When I first got the case, the offer was only $25,000.00. Both my of counsel, and trial partner, Edward J. Babbitt decided to file lawsuit. We litigated this case. I also performed focus groups on the video footage. Jurors come to every trial with what is called "negative attribution." I shouldn't just say jurors, because we all carry some amount of negative attribution to every injury. It is part of our survival mechanism deep in our brains. It tells us "I would not have been injured in the way plaintiff claims, because I would have done X, Y, Z differently." Our brains don't want to think that a particular injury "could" happen to us, so it comes up with creative ways to tell ourselves how and why we would have avoided it. It is the same thing that makes us look at a car wreck when we pass one on the highway - deep down, we want to see the injuries or aftermath that we would have avoided, and plan to avoid in the future.
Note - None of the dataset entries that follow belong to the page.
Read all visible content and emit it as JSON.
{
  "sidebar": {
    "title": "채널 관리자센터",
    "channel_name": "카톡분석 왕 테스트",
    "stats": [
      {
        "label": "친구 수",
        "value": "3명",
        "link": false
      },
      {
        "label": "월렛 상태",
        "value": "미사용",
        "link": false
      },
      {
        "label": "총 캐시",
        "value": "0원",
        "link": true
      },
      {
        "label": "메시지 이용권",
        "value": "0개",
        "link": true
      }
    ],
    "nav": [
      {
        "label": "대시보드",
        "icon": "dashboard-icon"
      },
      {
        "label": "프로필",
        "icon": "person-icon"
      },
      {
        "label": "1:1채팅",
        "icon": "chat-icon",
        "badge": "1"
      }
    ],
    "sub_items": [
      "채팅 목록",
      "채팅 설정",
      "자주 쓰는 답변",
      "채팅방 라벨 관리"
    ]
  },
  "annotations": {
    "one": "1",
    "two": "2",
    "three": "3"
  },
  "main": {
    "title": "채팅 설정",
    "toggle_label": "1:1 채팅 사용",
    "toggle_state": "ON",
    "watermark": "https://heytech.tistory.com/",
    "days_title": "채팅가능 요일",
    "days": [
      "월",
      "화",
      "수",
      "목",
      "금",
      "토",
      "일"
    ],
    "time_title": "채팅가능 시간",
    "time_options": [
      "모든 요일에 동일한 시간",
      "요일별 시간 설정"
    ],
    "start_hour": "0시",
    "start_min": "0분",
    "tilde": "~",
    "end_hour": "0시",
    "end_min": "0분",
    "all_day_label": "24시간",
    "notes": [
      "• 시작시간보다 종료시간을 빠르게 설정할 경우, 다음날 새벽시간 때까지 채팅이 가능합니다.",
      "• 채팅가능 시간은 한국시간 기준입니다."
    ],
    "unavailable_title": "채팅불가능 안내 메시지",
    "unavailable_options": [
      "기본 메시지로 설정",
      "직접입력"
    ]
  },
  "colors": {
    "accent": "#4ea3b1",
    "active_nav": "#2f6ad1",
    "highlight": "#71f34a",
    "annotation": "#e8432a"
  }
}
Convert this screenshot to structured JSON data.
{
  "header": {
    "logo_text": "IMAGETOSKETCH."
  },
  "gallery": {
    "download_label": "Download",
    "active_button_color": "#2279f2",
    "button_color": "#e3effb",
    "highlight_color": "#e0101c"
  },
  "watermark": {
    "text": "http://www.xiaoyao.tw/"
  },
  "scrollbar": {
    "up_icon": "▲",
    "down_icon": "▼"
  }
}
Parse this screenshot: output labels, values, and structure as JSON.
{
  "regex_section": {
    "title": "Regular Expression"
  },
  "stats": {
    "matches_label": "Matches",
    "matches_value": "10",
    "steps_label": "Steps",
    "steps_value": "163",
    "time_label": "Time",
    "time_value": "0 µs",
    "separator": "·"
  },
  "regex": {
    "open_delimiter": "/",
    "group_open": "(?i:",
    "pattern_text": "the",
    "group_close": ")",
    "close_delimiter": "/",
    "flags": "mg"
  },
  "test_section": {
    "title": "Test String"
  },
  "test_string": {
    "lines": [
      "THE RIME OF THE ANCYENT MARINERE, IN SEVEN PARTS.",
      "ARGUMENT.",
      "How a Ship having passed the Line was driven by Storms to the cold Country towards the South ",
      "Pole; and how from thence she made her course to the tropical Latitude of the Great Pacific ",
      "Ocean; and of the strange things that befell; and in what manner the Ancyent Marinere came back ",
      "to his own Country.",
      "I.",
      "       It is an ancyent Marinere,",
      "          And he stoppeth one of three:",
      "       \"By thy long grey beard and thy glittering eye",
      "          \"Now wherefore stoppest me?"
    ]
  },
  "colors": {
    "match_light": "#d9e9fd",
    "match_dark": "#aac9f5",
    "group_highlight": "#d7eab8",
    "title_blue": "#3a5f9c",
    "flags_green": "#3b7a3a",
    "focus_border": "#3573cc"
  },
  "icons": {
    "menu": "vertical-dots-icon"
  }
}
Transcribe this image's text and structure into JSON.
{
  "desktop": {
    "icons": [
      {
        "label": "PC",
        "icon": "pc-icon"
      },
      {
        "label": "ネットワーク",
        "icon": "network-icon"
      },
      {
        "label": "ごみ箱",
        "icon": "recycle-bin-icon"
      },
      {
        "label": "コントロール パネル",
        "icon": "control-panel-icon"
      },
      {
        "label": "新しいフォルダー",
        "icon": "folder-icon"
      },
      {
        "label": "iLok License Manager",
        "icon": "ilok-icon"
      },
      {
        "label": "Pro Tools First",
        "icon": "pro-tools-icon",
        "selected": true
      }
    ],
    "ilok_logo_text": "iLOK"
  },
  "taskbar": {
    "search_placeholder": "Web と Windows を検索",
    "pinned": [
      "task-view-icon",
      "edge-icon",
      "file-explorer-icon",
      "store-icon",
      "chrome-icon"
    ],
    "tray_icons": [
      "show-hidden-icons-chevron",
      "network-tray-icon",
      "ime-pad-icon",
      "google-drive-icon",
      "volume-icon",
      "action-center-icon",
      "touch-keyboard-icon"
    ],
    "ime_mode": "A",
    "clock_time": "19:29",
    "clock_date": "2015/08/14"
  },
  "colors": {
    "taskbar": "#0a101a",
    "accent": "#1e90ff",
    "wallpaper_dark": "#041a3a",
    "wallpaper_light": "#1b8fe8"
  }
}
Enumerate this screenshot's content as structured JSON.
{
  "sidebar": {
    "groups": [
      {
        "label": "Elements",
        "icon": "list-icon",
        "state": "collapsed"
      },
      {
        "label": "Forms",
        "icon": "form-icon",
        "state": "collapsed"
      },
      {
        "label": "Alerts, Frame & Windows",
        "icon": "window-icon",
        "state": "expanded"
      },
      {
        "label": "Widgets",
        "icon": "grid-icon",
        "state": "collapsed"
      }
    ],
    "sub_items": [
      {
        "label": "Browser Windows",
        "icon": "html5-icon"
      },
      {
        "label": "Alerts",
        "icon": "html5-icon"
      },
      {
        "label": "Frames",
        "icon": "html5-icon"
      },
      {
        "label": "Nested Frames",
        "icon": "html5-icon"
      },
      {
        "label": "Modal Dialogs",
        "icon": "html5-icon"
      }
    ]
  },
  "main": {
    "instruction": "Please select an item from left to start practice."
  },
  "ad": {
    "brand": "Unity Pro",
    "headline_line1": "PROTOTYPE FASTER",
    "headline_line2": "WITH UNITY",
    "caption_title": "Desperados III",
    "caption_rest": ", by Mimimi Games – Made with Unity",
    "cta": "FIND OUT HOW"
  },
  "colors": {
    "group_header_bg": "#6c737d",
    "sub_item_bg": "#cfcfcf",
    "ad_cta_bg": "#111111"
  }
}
With this said, who do you believe is either at fault in this preventable incident, or at the very least, who is the majority of fault? Believe it or not, each time we focused group this video, there was always one or two people who believed our client should have seen this coming. This response is coming from that natural part of ourselves which needs "self protection." Anyway, what do you think? Who do you believe could have prevented this 100% from occurring?